>>> in the actual records.  I know I have looked at more than a million
>>> records over the years. This is an important learning experience for
>>> collectors.  When the rock collectors started having access to mail
>>> auctions in the late 70s in Goldmine and other magazines like it, I
>>> noticed that the majority of rock collectors had never really gone thru
>>> piles of thousands of records, and usually knew nothing about the
>>> records themselves.  Reading the articles in these rock collector
>>> magazines, looking at what they mistakenly called "discographies", and

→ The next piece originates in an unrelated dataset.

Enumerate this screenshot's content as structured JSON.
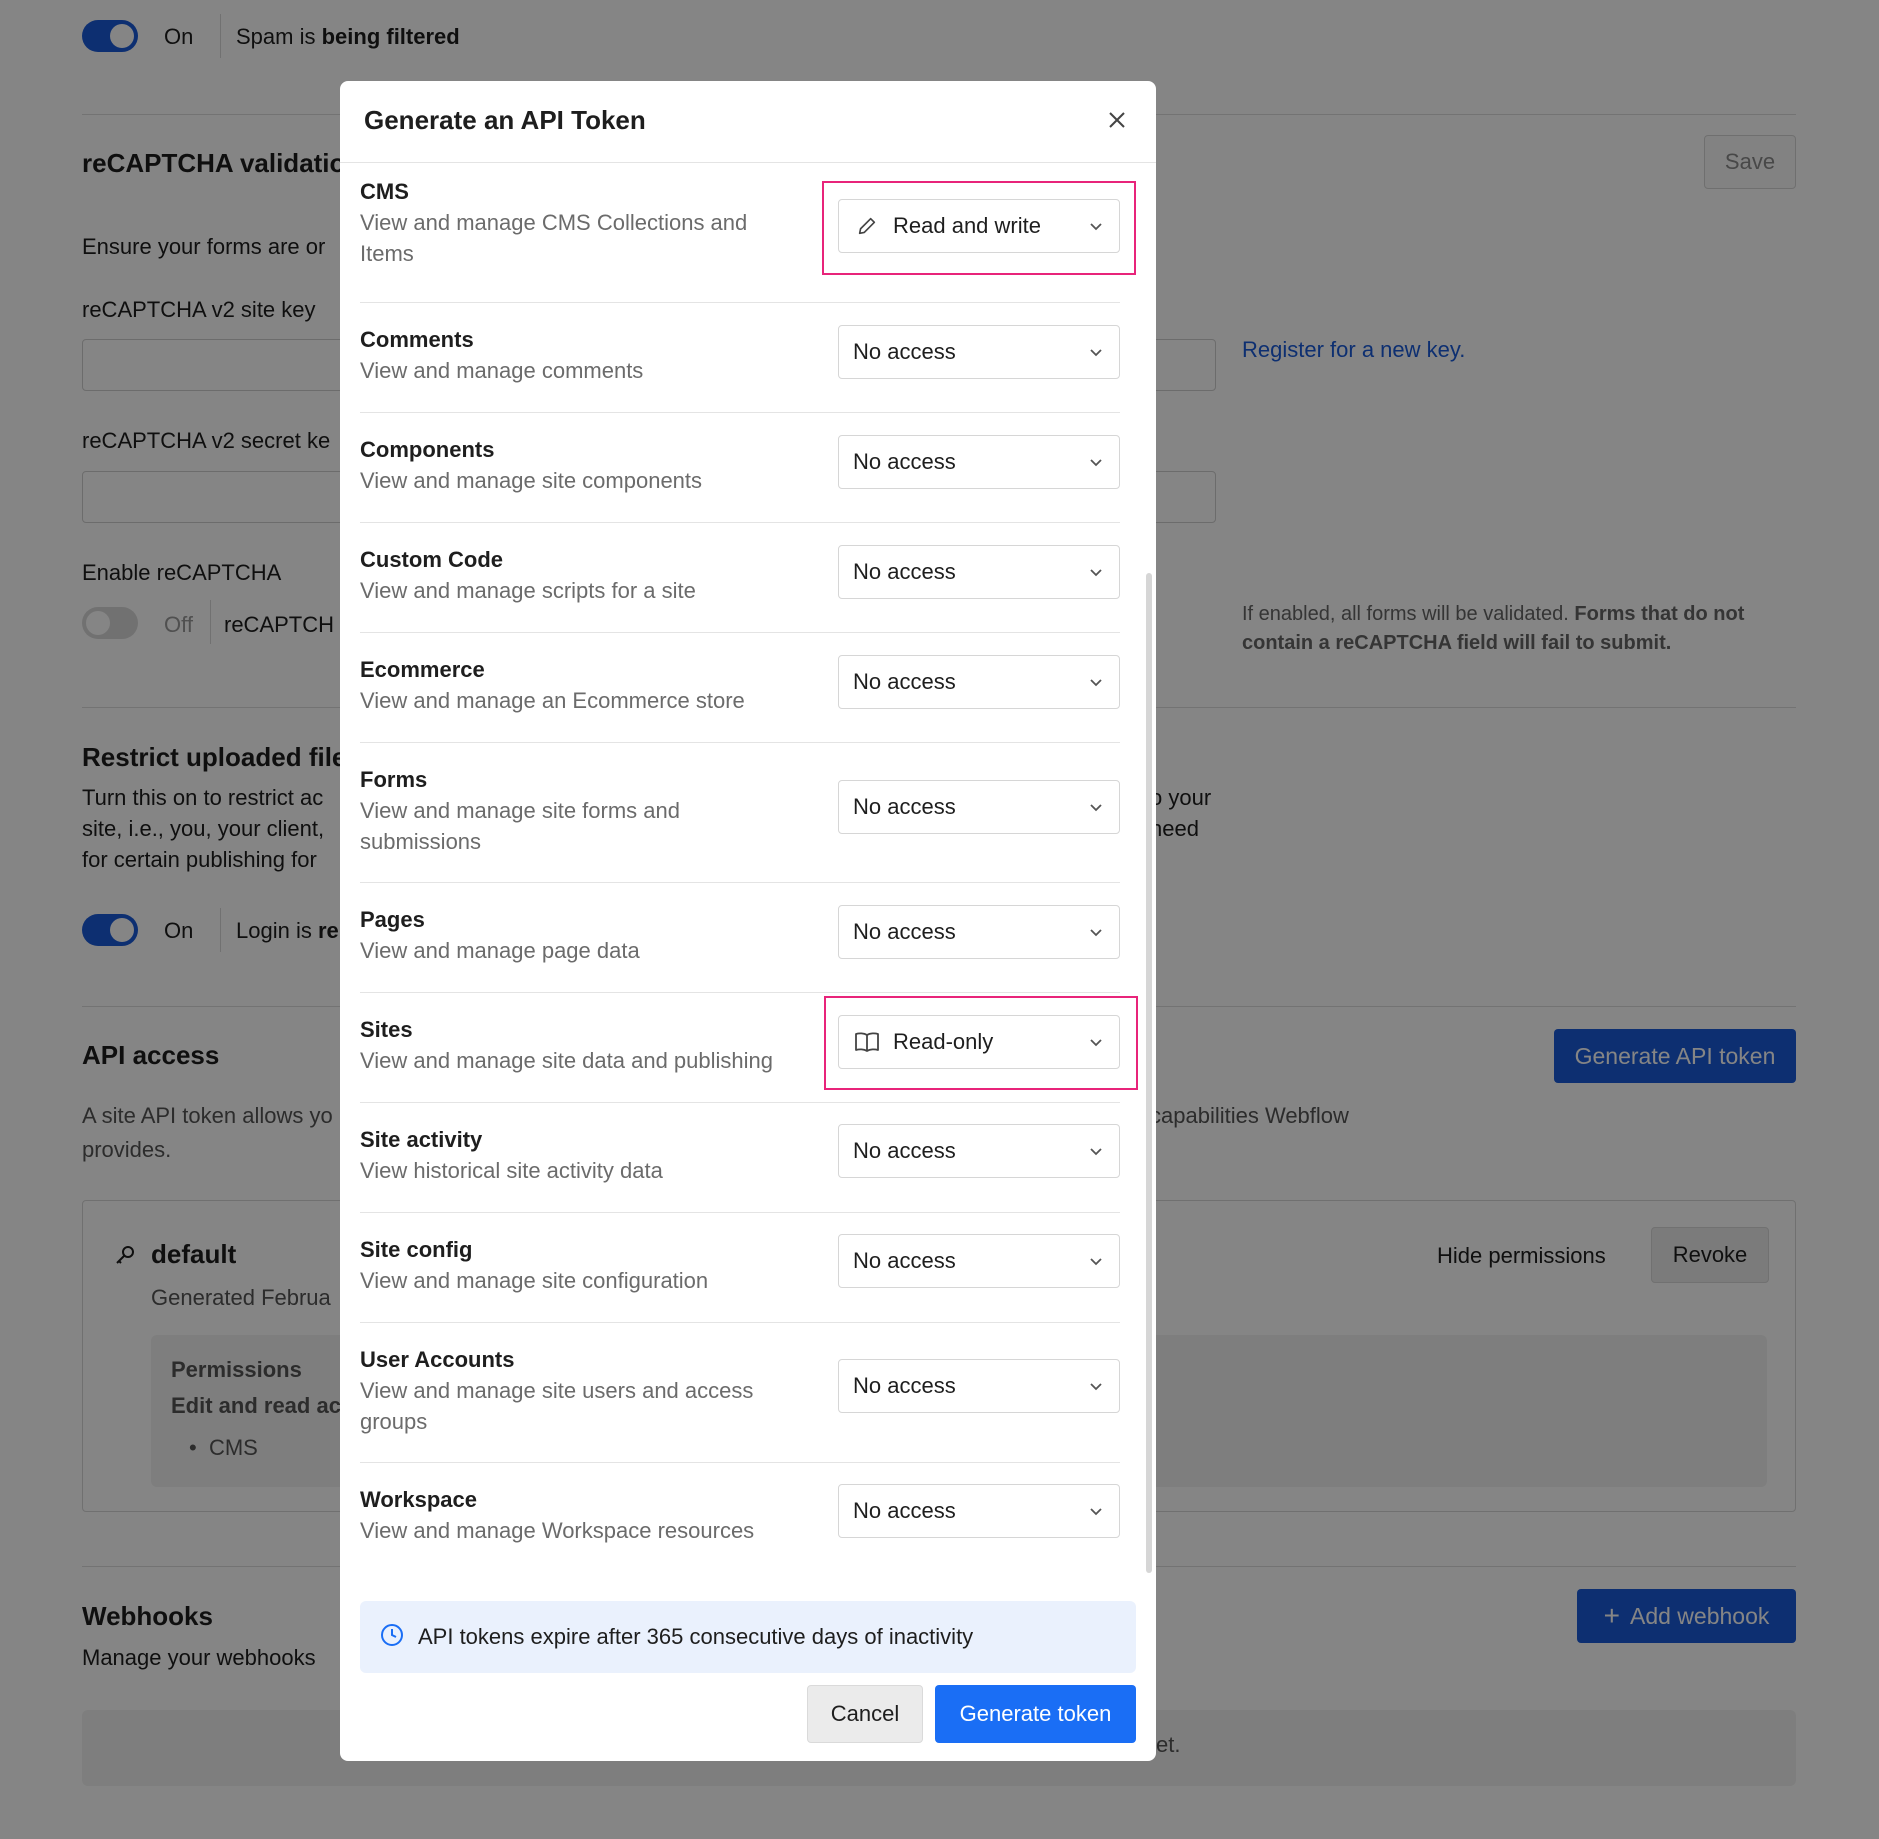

>>> the auction lists themselves, showed how ignorant these rock collectors
>>> were, even the "experts".  All too often they had never looked at any
>>> records that were not already in their collection.  They didn't know
>>> labels, pressing plant styles, matrix numbers, etc.  Obvious 
>>> conterfeits
>>> were snapped up like the real things by them if they ventured out to a
>>> record show.
>>>> And downloads trump even that because not only are they convenient,
>>>> they are near-instant gratification.  Now if only full 44.1/16-bit
>>>> downloads would go down to 99 cents or less per song and be
>>>> commonplace, we'd finally be at a reasonable "new paradigm."
>>> So if these "collectors" now stick to just downloading things, that
>>> might leave the real artifacts for us real collectors. I'm not
>>> interested in paying for vapor, which is all a download is.  We did use
>>> some free streams as source for some of the music in Leah's documentary
>>> because most of the music was added while I was in New York and my
>>> records were in Kentucky.  I do buy plenty of CD reissues of 78s, so I
>>> am not a purist who insists on having the 78 even if it is impossibly
>>> rare.  But if the reissue is on a CD or a download, I will go for the
>>> CD.  You are not a record collector if you go for the download.  (In
>>> Leah's documentary, Kurt Nauck discusses the difference between music
>>> lovers who just want to listen to the music, and record collectors who
>>> want the record and also might listen to the record.)
>>> Mike Biel   [log in to unmask]